Apr 23, 2012

DEMO Conference 2012 Review: Consumer Startups


I attended the Silicon Valley DEMO conference last week. This was my second DEMO and feel it’s a great conference to get an overview of the emerging trends and companies. Over two days, 81 startups demoed their products in 6 minutes each. The creativity and diversity of companies is often amazing – both in geography and in the problems they tackle, ranging from the everyday frustrations of an average consumer (e.g., DealAngel, Eva) to the needs of special groups such as architects (e.g., Archability) or business professionals (e.g., Voxeet).

Here are some thoughts on a few consumer startups that I found interesting as an end-consumer.

TourWrist: was the winner of the $1M People’s Choice award. It is an iOS app that lets anyone record high quality 360° tours/ panoramas and store & share as 'YouTube for virtual tours' to re-experience the moment. With an iPad, you can have an immersive experience such as walking into the scene (not just rotate). It could have great applications in real estate walkthroughs, where a good 360° tour can make all the difference, as we discovered while house hunting.
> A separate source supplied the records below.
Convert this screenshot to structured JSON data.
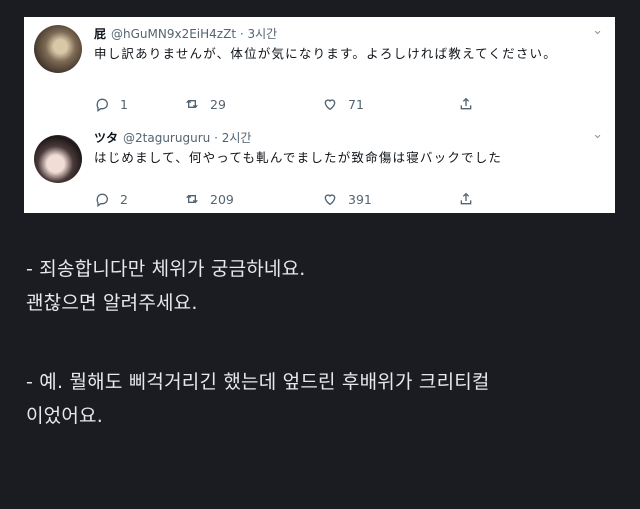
{
  "tweets": [
    {
      "name": "屁",
      "handle": "@hGuMN9x2EiH4zZt",
      "time": "· 3시간",
      "text": "申し訳ありませんが、体位が気になります。よろしければ教えてください。",
      "replies": "1",
      "retweets": "29",
      "likes": "71"
    },
    {
      "name": "ツタ",
      "handle": "@2taguruguru",
      "time": "· 2시간",
      "text": "はじめまして、何やっても軋んでましたが致命傷は寝バックでした",
      "replies": "2",
      "retweets": "209",
      "likes": "391"
    }
  ],
  "post": {
    "line1": "- 죄송합니다만 체위가 궁금하네요.",
    "line2": "괜찮으면 알려주세요.",
    "line3": "- 예. 뭘해도 삐걱거리긴 했는데 엎드린 후배위가 크리티컬",
    "line4": "이었어요."
  },
  "icons": {
    "more": "chevron-down-icon",
    "reply": "reply-icon",
    "retweet": "retweet-icon",
    "like": "heart-icon",
    "share": "share-icon"
  },
  "colors": {
    "background": "#1b1c21",
    "card": "#ffffff",
    "muted": "#536471"
  }
}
I tried out the app on my iPhone and found it extremely easy to build a pano.

ZigMail: helps you clean up your email Inbox by organizing ‘transactional emails’ – such as deals, order confirmations etc and separating from your personal emails. It also ‘makes email social’ by letting you share offer emails with your friends without mail overload. GMail redefined email with the ‘search not organize’ paradigm, but the email proliferation and inbox clutter still continues to be frustrating. It’s refreshing to see someone take a fresh look at these old problems.

NetworkClean: scans your Facebook for potentially offensive content on your wall/ posts/ comments and lets you clean up your profile. I am a light Facebook user, but was impressed to see the service flag even words like ‘hell’ and ‘WTF’. I was also happy to identify my best Facebook friends and see that my overall Facebook mood is judged to be mostly positive! It gives you privacy & security warnings as well. I can see how useful it could be for college graduates entering the job market or even more importantly, for brands trying to protect their online identity.

HashTip: aggregates and stores products & services tips from your friends on major social networks. It offers the full buying cycle solution from creating options (from friends' tips) to research (reviews Amazon/ Yelp/ Rotten Tomatoes) to deals on the options you are interested in. There’s clearly a gap in social commerce today, as it’s quite hard to create a shortlist of options (for a Dentist or a soundbar or a weekend movie). It takes too long to read many reviews and friend recommendations often get lost in the Facebook/ Twitter feeds.

ApplyApp.ly: imports your CV (or LinkedIn profile) and suggests many job opportunities based on a semantic search, instead of limiting yourself to the keyword/ title searches. I tried it and was pleasantly surprised by some of the job suggestions that I might never have thought about. Companies can embed the solution in their recruiting tool to broaden the reach to applicants, instead of restricting to a single job function.

zBoard: created a lot of excitement by live demoing their weight-sensing electric skateboard that goes up to 17mph giving an alternative commuting option for short distances. It’s like Segway operating by leaning forward or backward, but portable enough to carry wherever you go. With their stereo-equipped version, you can 'rock while you roll'!

Demo also featured several interesting conversations. Zach Nelson, NetSuite CEO, observed that SAP won in enterprise software, since it owned the order transaction, the most important enterprise record. He said document could be the most important information record in the future and document companies like Box might be well-poised to ride the document collaboration wave. I found it quite interesting, as I had written a post mentioning the importance of document collaboration and have thought of Box as a  fascinating company for this reason, and also because of its charismatic CEO Aaron Levie, who was another speaker at DEMO.

Not surprisingly, Instagram deal was mentioned in practically every session, but not Tagtile, a small ‘DEMO’ stage company that was also acquired by Facebook in the same week (see my earlier post). Google’s David Lawee made a comment that Google looks to acquire great founders with a big idea, generally aligned with Google vision, and gives them enough resources to succeed, with Android being the best example (VentureBeat story). I felt this was probably the best advice to entrepreneurs, who want to change the world, instead of chasing the $1B lottery!

I am interested to hear your thoughts on any interesting DEMO companies!

P.S. you can find all the videos of DEMO 2012 presentations here.